**Exercise requirements:**
Give the total number of lines in the data below that include "this", and nothing else.

**Working data:**
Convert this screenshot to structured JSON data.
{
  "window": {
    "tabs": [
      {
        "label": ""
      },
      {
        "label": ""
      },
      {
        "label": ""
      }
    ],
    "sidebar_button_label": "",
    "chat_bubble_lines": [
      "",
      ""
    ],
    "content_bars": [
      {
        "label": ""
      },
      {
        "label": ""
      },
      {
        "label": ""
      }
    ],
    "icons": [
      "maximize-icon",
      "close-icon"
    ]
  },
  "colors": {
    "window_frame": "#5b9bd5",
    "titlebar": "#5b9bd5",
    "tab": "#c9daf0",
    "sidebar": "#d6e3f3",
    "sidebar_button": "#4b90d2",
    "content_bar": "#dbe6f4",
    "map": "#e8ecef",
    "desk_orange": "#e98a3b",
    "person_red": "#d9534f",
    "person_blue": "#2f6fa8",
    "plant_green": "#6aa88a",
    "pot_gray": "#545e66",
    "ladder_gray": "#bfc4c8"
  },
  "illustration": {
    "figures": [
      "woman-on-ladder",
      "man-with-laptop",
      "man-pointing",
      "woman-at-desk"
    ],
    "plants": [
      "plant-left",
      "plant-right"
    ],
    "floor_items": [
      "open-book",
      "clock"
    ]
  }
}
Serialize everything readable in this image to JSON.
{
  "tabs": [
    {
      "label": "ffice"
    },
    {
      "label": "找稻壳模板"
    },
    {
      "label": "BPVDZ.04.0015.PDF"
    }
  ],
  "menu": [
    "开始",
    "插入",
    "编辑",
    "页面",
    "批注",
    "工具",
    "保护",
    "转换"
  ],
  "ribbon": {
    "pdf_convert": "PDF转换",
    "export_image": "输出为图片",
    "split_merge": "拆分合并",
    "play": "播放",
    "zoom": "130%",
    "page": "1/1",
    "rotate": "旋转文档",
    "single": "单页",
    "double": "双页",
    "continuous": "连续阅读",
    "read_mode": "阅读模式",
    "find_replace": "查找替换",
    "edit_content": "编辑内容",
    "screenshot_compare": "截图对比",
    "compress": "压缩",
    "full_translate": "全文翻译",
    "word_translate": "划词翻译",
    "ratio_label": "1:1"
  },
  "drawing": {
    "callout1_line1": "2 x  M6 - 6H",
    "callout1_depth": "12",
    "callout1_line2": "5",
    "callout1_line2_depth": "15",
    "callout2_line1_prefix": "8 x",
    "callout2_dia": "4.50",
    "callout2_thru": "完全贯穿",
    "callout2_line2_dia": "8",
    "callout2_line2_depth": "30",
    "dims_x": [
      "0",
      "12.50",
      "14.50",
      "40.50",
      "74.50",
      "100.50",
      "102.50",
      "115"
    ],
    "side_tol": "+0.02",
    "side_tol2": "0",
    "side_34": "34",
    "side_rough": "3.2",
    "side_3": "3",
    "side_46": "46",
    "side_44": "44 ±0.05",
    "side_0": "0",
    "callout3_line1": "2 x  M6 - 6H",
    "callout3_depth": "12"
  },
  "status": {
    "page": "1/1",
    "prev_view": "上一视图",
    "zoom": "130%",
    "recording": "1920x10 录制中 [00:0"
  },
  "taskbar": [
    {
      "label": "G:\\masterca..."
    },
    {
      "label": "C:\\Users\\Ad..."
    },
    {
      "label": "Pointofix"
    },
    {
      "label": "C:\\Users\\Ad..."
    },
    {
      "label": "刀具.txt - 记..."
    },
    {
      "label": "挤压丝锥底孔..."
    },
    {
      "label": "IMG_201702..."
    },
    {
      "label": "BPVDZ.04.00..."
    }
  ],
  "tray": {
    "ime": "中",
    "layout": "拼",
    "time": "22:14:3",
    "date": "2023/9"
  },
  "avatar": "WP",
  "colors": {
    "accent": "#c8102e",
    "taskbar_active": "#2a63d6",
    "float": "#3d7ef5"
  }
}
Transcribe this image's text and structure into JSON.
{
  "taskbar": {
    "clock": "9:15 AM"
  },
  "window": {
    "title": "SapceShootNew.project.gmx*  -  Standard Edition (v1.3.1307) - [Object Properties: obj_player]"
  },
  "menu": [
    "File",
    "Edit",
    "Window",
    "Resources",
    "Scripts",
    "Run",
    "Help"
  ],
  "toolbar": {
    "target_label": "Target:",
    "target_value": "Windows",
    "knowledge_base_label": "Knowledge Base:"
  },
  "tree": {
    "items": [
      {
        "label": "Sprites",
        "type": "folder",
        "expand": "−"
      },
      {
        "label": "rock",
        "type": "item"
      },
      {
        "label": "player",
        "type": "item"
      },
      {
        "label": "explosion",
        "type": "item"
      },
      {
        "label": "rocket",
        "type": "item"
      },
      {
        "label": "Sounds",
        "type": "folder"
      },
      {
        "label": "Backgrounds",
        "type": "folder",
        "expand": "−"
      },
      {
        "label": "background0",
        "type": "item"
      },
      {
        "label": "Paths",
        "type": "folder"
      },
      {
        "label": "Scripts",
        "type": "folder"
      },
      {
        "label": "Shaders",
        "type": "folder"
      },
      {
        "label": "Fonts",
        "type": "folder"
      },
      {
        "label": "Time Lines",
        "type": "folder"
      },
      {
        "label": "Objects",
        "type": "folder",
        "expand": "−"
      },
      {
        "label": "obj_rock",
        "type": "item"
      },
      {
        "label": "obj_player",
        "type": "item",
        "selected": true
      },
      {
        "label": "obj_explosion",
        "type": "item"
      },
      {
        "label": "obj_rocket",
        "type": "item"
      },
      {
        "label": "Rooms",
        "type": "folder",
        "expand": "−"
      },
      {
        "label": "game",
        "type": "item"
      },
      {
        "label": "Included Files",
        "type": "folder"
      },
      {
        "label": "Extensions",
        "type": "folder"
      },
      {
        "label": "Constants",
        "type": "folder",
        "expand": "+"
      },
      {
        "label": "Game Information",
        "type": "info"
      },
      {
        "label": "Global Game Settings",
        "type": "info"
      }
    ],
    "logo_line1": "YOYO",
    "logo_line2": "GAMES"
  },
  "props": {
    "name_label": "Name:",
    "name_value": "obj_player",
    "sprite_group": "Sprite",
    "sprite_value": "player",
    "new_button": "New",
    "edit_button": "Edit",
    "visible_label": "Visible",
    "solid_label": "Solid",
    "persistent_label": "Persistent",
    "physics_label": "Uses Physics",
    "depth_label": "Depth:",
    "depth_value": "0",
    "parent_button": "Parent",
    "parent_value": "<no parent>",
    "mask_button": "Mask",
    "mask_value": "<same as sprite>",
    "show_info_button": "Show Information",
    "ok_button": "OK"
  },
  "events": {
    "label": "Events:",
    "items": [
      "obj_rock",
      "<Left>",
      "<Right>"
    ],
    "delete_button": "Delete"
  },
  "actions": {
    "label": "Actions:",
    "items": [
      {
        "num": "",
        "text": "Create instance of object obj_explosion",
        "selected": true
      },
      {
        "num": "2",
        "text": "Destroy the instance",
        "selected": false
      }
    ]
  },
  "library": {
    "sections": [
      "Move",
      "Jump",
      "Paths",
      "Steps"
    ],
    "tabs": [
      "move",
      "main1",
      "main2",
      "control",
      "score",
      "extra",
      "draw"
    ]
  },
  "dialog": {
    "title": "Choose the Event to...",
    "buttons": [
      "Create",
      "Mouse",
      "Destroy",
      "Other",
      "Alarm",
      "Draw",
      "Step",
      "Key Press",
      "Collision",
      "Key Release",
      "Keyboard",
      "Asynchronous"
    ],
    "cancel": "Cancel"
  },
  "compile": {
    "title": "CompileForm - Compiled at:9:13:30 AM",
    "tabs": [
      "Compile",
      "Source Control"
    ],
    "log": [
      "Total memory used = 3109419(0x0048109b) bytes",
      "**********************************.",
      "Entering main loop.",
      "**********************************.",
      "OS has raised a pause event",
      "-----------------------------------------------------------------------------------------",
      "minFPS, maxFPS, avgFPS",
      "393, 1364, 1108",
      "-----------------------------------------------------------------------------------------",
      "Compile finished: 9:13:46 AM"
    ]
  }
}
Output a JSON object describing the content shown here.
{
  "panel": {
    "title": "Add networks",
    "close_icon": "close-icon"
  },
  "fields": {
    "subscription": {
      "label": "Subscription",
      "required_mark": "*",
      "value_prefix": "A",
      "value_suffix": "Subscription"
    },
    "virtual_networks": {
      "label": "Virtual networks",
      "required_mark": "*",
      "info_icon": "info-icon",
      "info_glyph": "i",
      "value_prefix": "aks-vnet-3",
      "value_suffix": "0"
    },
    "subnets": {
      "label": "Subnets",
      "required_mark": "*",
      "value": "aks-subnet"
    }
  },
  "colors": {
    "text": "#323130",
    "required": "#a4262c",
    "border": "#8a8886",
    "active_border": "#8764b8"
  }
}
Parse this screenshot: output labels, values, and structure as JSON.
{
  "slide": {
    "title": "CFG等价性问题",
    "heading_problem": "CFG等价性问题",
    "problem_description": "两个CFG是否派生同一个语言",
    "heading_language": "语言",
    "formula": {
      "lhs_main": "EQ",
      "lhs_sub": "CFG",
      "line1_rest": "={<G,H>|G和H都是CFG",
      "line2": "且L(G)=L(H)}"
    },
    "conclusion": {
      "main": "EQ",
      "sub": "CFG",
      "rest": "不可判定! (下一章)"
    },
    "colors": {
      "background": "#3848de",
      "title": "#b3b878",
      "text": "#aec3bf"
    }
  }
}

**Solved exercise:**
4